We are also able to take responsibility for ourselves. Anarchy means both liberty and responsibility. “With power comes responsibility” is paradoxical: power necessarily takes away responsibility. Statists who say they believe in liberty with responsibility seem to believe the government is our collective conscience. Only individuals have consciences. Denying them their liberty, in any form, means denying them the opportunity to take responsibility, and asking someone else (someone who will use violence) to be responsible for us. Give them the right to act on their consciences and they will, in general, act responsibly.

Unfortunately, our conscience is in combat with our sense of obedience to authority. Stanley Milgram demonstrated that about 6 out of 10 people (in his experiment, at least) will follow, to the bitter end, the commands of an authority figure. They might torture and kill, but if they can devolve responsibility to a higher authority and claim to have been obeying orders, people are capable of anything. That is why anarchists want to smash coercive hierarchies, eliminate institutionalised violence where any psychopath can get his or her hands on it and have everyone question authority.

The propensity to establish and obey authority must be resisted. It is not necessary to dominate others. The drive to dominate is partly a result of fear. As the actor playing Thabo Mbeki in Endgame puts it, “We know that you Afrikaners have paid in blood for your country, as we have.
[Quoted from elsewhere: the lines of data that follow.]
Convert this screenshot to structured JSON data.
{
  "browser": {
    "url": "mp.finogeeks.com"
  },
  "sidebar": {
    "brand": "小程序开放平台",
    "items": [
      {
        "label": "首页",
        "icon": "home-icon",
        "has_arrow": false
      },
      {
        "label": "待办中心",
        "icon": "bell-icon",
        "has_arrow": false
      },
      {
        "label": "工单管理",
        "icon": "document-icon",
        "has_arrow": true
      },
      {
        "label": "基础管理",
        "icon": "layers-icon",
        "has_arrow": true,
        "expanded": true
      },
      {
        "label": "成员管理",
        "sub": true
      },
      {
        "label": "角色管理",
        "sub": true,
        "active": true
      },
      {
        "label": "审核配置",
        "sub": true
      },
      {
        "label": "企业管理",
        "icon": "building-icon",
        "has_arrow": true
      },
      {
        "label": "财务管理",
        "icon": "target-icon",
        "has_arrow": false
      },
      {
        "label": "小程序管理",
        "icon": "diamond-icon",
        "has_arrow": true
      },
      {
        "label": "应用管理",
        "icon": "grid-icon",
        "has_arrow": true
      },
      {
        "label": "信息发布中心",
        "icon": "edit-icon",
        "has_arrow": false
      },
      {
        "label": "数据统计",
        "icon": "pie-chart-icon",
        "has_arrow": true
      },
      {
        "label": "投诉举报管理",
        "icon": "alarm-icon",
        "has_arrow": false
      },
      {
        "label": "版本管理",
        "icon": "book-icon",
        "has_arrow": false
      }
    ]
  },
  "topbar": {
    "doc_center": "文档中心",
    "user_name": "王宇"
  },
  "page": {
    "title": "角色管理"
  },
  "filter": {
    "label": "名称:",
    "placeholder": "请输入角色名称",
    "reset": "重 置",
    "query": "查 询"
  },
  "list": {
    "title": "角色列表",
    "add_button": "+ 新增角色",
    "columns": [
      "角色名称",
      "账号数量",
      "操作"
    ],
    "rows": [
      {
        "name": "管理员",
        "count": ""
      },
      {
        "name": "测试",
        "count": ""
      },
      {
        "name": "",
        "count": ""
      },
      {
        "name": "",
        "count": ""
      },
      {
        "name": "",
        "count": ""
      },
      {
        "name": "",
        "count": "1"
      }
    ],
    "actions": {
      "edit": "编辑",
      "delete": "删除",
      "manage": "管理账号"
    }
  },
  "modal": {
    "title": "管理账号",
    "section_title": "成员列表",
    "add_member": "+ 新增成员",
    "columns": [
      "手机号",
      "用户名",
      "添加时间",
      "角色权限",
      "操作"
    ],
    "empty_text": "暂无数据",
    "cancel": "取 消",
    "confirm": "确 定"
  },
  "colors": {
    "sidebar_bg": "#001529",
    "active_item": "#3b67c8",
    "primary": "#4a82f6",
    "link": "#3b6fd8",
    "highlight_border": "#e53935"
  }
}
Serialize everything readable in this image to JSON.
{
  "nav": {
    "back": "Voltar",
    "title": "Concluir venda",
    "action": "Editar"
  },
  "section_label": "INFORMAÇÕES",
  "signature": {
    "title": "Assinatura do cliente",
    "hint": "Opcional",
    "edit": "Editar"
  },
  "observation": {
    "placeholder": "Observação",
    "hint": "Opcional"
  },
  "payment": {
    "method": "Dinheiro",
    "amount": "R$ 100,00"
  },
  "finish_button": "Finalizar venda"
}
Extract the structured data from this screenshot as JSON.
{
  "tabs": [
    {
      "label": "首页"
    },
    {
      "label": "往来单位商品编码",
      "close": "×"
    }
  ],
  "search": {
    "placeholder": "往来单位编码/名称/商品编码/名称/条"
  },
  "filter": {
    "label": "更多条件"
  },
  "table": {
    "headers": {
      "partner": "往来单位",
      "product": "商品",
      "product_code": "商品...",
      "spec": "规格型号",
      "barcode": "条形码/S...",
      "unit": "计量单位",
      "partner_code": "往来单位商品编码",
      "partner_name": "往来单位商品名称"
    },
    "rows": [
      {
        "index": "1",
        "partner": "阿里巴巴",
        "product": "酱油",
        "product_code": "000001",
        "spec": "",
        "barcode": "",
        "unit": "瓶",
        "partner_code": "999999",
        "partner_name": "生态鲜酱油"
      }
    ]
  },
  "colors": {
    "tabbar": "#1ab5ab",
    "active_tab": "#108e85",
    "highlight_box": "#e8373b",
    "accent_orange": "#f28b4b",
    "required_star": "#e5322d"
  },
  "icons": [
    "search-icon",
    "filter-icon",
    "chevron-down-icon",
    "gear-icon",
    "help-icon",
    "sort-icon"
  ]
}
We know, too, that it was from your suffering that the system of apartheid was incubated. The need to dominate is often a consequence of survival.” Later, in private, an Afrikaner professor says that the fear was that white people would be punished for all the injustice they had created. Dominance is part of our nature as well. Creating institutions of peacekeeping is still important.

It is worth considering one of the main reasons Steven Pinker in The Better Angels of Our Nature: Why Violence Has Declined gives for the thesis of his book is the Leviathan. Violence has declined, he says, because of the existence of a state with a legal monopoly on violence that has disarmed or perhaps just pacified its citizens. I do not disagree with his assessment. It is impossible to say, of course, what the world would have been like if 100 or 200 or 1000 or 5000 years ago people had decided to abolish states, kingdoms and empires. I still think people would have organised to protect themselves and do everything else they wanted. Nonetheless, if we are dealing with the world as it is, there is still no reason to believe we need government for the future. Things are different now.

Some small-scale tribes engage in warfare on far deadlier scales than the industrialised world experiences. As Dr Pinker’s book propounds, we have become more “civilised”. We have complex and diverse societies with rules and leaders and individuals who want to do things for themselves and others and not hurt people. We cooperate with people we do not meet and make friends with people from countries we have never heard of. Trade and cultural exchange have made us far less warlike. Peace, freedom, justice and equality have become selfless aspirations for the whole world. As such, I wonder if Dr Pinker misdiagnoses the problem, believing it is lack of central authority keeping everyone at bay, rather than lack of exposure to complex societies. If the power of the state went away over time, taking its wars, its police states, its expensive health care and poor education systems with it, we would still engage in commerce, give to the needy and organise. In fact, we would do so more than today, as most trade and movement are only hindered by the state.

Here is one more fact about human nature. Humans have an unconscious bias in favour of decisions they have already made, because we believe we are right and we want to be certain of it. As a result, when we vote, we are far more likely to believe we voted for the right person than not, even in the face of evidence that the guy is a crook. It is much easier to continue to believe something than to change one’s mind. That applies to democracy as an idea. Anyone who has learned and discussed with people why democracy is best, anyone who has participated in democracy, will have a hard time accepting a new idea. Just the idea of no longer being forced will take time to understand. But it is worth understanding.